Storm surge hits UK Coastline

Storm surges occur when strong winds push water up against a coastline. Low atmospheric pressure associated with weather systems causes the sea level to rise even further. A storm surge on 3 Jan 2014 in the Irish Sea (similar to the recent one on 5 December 2013) raised the sea surface above the astronomical tide level by 0.75 metres to 1 metre over a large area. Serious coastal flooding often occurs when storm surges coincide with large spring tides.

Storm surge models

NOC scientists have developed computer models to predict the occurrence of storm surges. These models run on supercomputers at the UK Met Office and are a critical part of today’s coastal flood warning system.

Liverpool surge model, tidal observations and predictions for 3 Jan 2014

As in the surge of December 2013, our model runs predicted the surge and its approximate height (see plot below).

Computer model runs predict the 0.8m high storm surge

The near real-time data from the tide gauge at Liverpool show the predicted tide level and the observed clearly showing the surge (see plot below).

Tidal observations show the storm surge increase compared with predicted height

Visit the National Tidal and Sea Level Facility website for more observations, predictions and information.

Photographs of storm surge in Irish Sea on 3 Jan 2014

Storm surge at New Brighton, Wirral coast Storm surge at New Brighton, Wirral coast Storm surge at New Brighton, Wirral coast Storm surge at New Brighton, Wirral coast Storm surge at New Brighton, Wirral coast Storm surge at New Brighton, Wirral coast Storm surge at New Brighton, Wirral coast Storm surge at New Brighton, Wirral coast

Liverpool surge model, tidal observations and predictions for 5 December 2013

Computer model runs predict the 1m high storm surge

Tidal observations show the storm surge increase compared with predicted height

Visit the National Tidal and Sea Level Facility website for more observations, predictions and information.

Photographs of storm surge in Irish Sea on 5 December 2013

The impacts of the storm surge could be seen at Hoylake in Wirral, close to NOC's Liverpool Centre -

Storm surge at Hoylake, Wirral coast Storm surge at Hoylake, Wirral coast Storm surge at Hoylake, Wirral coast Storm surge at Hoylake, Wirral coast Storm surge at Hoylake, Wirral coast Storm surge at Hoylake, Wirral coast Storm surge at Hoylake, Wirral coast

Video of storm surge in Irish Sea

Lowestoft surge model, tidal observations and predictions

Overnight on the 5–6th December 2013 the east coast of the UK took a battering from high winds and storms surges. NOC model runs and tidal observations show the 2m storm surge at Lowestoft in Suffolk.

Surge model predicts 2m increase in water level

Tidal observations show the storm surge increase compared with predicted height

The storm surge of 1953

During the night of 31 January 1953, coastal flooding caused the loss of 307 lives in East Anglia.
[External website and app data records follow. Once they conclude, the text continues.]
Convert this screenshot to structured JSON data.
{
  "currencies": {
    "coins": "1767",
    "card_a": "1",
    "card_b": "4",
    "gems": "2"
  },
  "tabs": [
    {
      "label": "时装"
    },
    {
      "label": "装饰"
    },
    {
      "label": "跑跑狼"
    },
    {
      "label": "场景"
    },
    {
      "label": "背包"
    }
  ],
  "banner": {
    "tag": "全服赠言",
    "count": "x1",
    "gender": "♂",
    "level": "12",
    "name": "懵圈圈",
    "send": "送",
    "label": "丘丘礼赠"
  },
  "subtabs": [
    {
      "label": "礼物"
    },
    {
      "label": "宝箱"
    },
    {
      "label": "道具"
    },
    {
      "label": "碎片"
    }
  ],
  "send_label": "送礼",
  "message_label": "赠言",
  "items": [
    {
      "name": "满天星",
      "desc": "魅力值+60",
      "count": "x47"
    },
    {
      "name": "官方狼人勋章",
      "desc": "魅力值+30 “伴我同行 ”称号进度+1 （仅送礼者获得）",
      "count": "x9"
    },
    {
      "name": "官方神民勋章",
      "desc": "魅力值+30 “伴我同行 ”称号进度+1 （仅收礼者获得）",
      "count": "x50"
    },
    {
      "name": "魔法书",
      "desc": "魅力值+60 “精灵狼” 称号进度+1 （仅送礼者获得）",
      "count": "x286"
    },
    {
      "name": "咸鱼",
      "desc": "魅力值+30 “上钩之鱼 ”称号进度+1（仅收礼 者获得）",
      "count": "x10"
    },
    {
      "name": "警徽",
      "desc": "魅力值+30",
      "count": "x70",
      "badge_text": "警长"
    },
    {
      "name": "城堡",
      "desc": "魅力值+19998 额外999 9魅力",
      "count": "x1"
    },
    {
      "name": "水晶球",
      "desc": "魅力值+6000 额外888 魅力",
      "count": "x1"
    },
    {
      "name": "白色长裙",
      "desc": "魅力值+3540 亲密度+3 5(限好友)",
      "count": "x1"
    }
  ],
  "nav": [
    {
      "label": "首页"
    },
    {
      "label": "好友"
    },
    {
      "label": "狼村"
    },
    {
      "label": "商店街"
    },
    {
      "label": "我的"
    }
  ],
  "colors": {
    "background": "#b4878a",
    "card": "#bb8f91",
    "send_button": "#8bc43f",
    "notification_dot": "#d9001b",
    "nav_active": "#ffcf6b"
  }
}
The same event was responsible for a further 1795 fatalities in the Netherlands. The disaster prompted the British government to install the Thames Barrier. The Dutch commissioned a vast coastal defence project called The Delta Works.